London [UK], May 23 (ANI): The UK economy is expected to avoid a recession and maintain positive growth in 2023, said International Monetary Fund (IMF), attributing it to demand recovery due to declining energy prices.
A recession is often defined as two consecutive quarters of negative growth in the real GDP.
IMF now forecasts the UK’s growth to slow to 0.4 per cent in 2023, as against its earlier estimate of (-) 0.3 degrowth. It attributed the low growth to tighter monetary and fiscal policies needed to curb inflation.
Bank of England’s monetary policy committee recently hiked key interest rates by 25 basis points (100 basis points is equal to one percentage point) to 4.5 per cent, the highest in over a decade or so. The Bank of England (BoE) was the first major central bank to lift its policy rate (in December 2021) and had since hiked Bank Rate by 440 basis points.

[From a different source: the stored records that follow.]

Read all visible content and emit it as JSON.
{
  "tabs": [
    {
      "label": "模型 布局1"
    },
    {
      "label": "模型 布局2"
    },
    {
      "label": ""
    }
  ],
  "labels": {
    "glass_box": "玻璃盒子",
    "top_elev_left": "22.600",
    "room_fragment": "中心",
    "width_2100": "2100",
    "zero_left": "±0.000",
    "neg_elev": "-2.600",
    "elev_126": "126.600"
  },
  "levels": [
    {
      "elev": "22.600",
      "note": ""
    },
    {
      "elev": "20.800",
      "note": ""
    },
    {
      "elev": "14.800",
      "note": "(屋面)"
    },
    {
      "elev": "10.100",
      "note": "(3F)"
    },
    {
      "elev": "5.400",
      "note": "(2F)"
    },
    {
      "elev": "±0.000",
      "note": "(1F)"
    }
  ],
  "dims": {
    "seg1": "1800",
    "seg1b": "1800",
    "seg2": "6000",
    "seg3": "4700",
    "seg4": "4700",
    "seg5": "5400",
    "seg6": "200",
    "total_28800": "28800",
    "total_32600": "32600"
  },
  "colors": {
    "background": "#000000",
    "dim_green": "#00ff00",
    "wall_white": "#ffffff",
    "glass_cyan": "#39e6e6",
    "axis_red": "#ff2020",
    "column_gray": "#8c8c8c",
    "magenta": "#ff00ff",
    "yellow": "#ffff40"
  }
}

IMF forecasts UK to grow gradually to 1 per cent in 2024, expecting that the disinflation will improve incomes. For 2025 and 2026, the UK economy is expected to average 2 per cent mainly on the back of a projected easing in monetary and financial conditions.

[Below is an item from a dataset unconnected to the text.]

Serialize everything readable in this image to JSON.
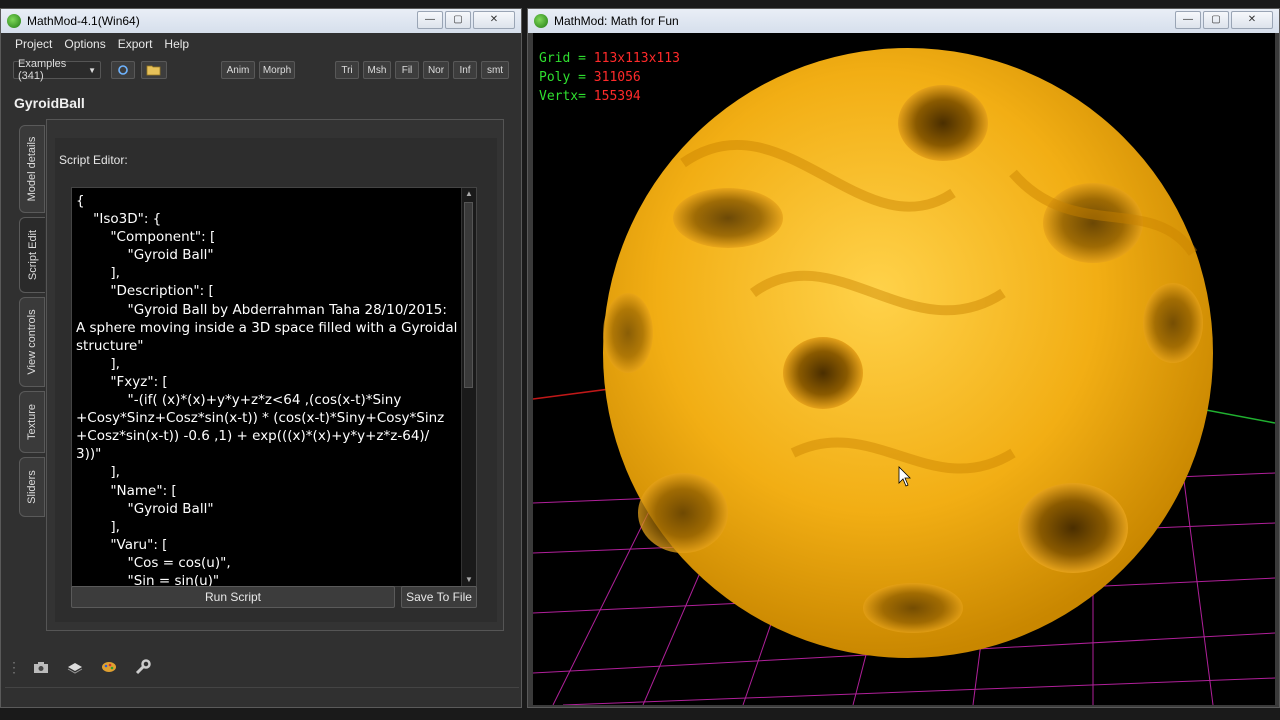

“Declining energy prices and widening economic slack are expected to substantially reduce inflation to around 5 percent y/y by end-2023; and below the 2 per cent target by mid-2025,” IMF said in a statement on Tuesday.
Inflation in the UK was 10.1 per cent in March
The Bank of England typically sets monetary policy to meet the 2 per cent inflation target, and in a way that helps to sustain growth and employment.
“Monetary policy will need to remain tight to keep inflation expectations well-anchored and bring inflation back to target,” IMF said in the statement.